Nepali sherpas said they had seen the bodies in two tents on the South Col, at 8,000 meters (26,246 feet), and a newspaper quoted the sherpas as saying that two were foreigners.
But two days after the discovery, Nepal’s tourism department said it had checked with all the expeditions on the world’s highest mountain and none had reported any of their climbers missing.
“I can categorically confirm that these bodies are not of the climbers from the current session,” Durga Dutta Dhakal, a director at the tourism department in charge of climbing, said.
The conflicting information has renewed calls for better tracking of people on the mountain as well as screening of climbers and their guides to ensure that only people with experience attempt the 8,850 meter (29,035 feet) summit.
Dhakal said so far five climbers had died while attempting Everest from the Nepali side during the current season, in addition to one climbing the Chinese route.
“No one (else) has gone missing.
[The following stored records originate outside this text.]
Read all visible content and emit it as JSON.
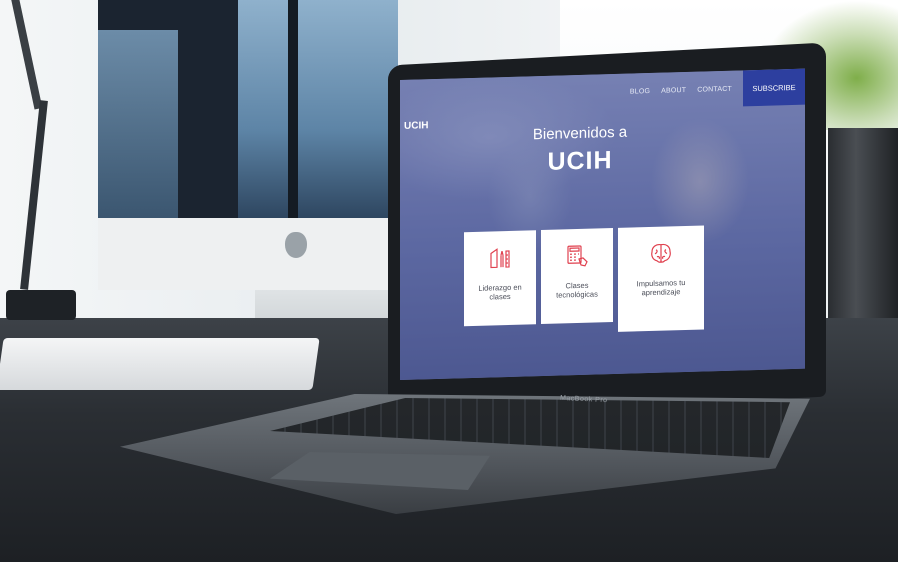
{
  "site": {
    "brand": "UCIH",
    "nav": [
      "BLOG",
      "ABOUT",
      "CONTACT"
    ],
    "subscribe_label": "SUBSCRIBE"
  },
  "hero": {
    "subtitle": "Bienvenidos a",
    "title": "UCIH"
  },
  "cards": [
    {
      "label": "Liderazgo en clases",
      "icon": "pencil-ruler-icon"
    },
    {
      "label": "Clases tecnológicas",
      "icon": "calculator-hand-icon"
    },
    {
      "label": "Impulsamos tu aprendizaje",
      "icon": "brain-icon"
    }
  ],
  "device": {
    "label": "MacBook Pro"
  },
  "colors": {
    "accent": "#e0414f",
    "subscribe_bg": "#2d3f9f",
    "overlay": "#4c5aa0"
  }
}
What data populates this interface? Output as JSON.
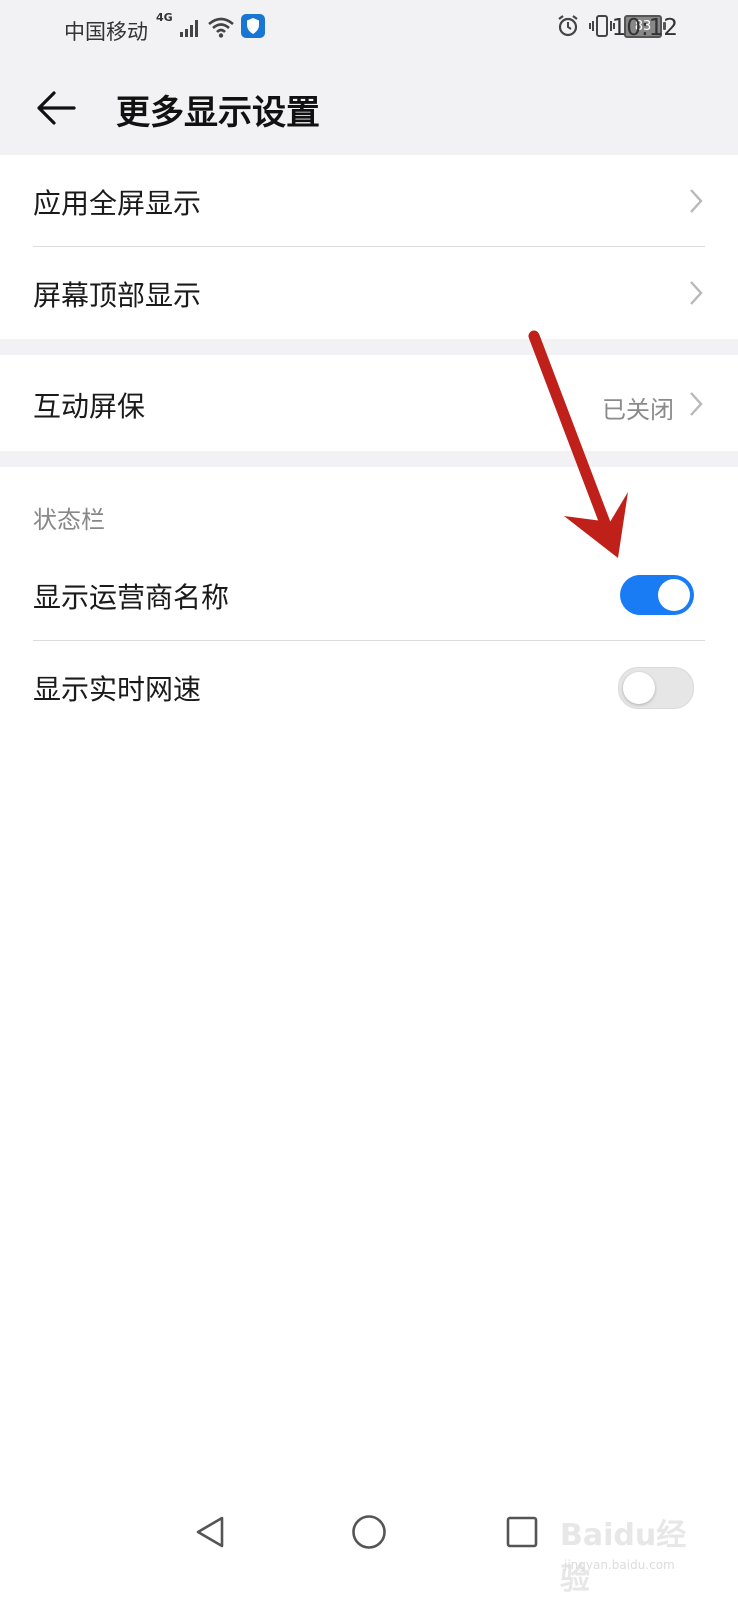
{
  "status_bar": {
    "carrier": "中国移动",
    "network": "4G",
    "battery": "83",
    "time": "10:12",
    "icons": [
      "signal-icon",
      "wifi-icon",
      "shield-app-icon",
      "alarm-icon",
      "vibrate-icon",
      "battery-icon"
    ]
  },
  "header": {
    "back_icon": "back-arrow-icon",
    "title": "更多显示设置"
  },
  "group1": {
    "items": [
      {
        "label": "应用全屏显示"
      },
      {
        "label": "屏幕顶部显示"
      }
    ]
  },
  "group2": {
    "item": {
      "label": "互动屏保",
      "value": "已关闭"
    }
  },
  "status_section": {
    "title": "状态栏",
    "items": [
      {
        "label": "显示运营商名称",
        "enabled": true
      },
      {
        "label": "显示实时网速",
        "enabled": false
      }
    ]
  },
  "colors": {
    "accent": "#1a7cf5",
    "annotation_arrow": "#c0201a",
    "header_bg": "#f2f2f4"
  },
  "nav_bar": {
    "icons": [
      "back-triangle-icon",
      "home-circle-icon",
      "recents-square-icon"
    ]
  },
  "watermark": {
    "main": "Baidu经验",
    "sub": "jingyan.baidu.com"
  }
}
But I am not in a position to confirm the identity of these climbers, which team they belonged to and which year they died,” he said.
More than 5,000 climbers have scaled Mount Everest since it was first climbed by New Zealander Edmund Hillary and Sherpa Tenzing Norgay in 1953. Nearly 300 mountaineers have died.
Many of the victims remain on the mountain, entombed in snow, as it its too difficult to bring their bodies down.
Mingma Sherpa, the head of the Seven Summit Treks group whose sherpas found the four bodies while they were on their way to retrieve the body of a Slovak climber, said he had only reported what his men found.
“I disclosed what our rescuers saw at Camp Four on Wednesday. I have no details about their nationalities, or circumstances leading to their deaths. It now appears that the bodies could be of those climbers who died during old expeditions.”
Nepal has issued permits to 371 foreign climbers this season, up from last year’s 281, at $11,000 apiece, a major source of income for the cash-strapped country.
Writing by Sanjeev Miglani; Editing by Nick Macfie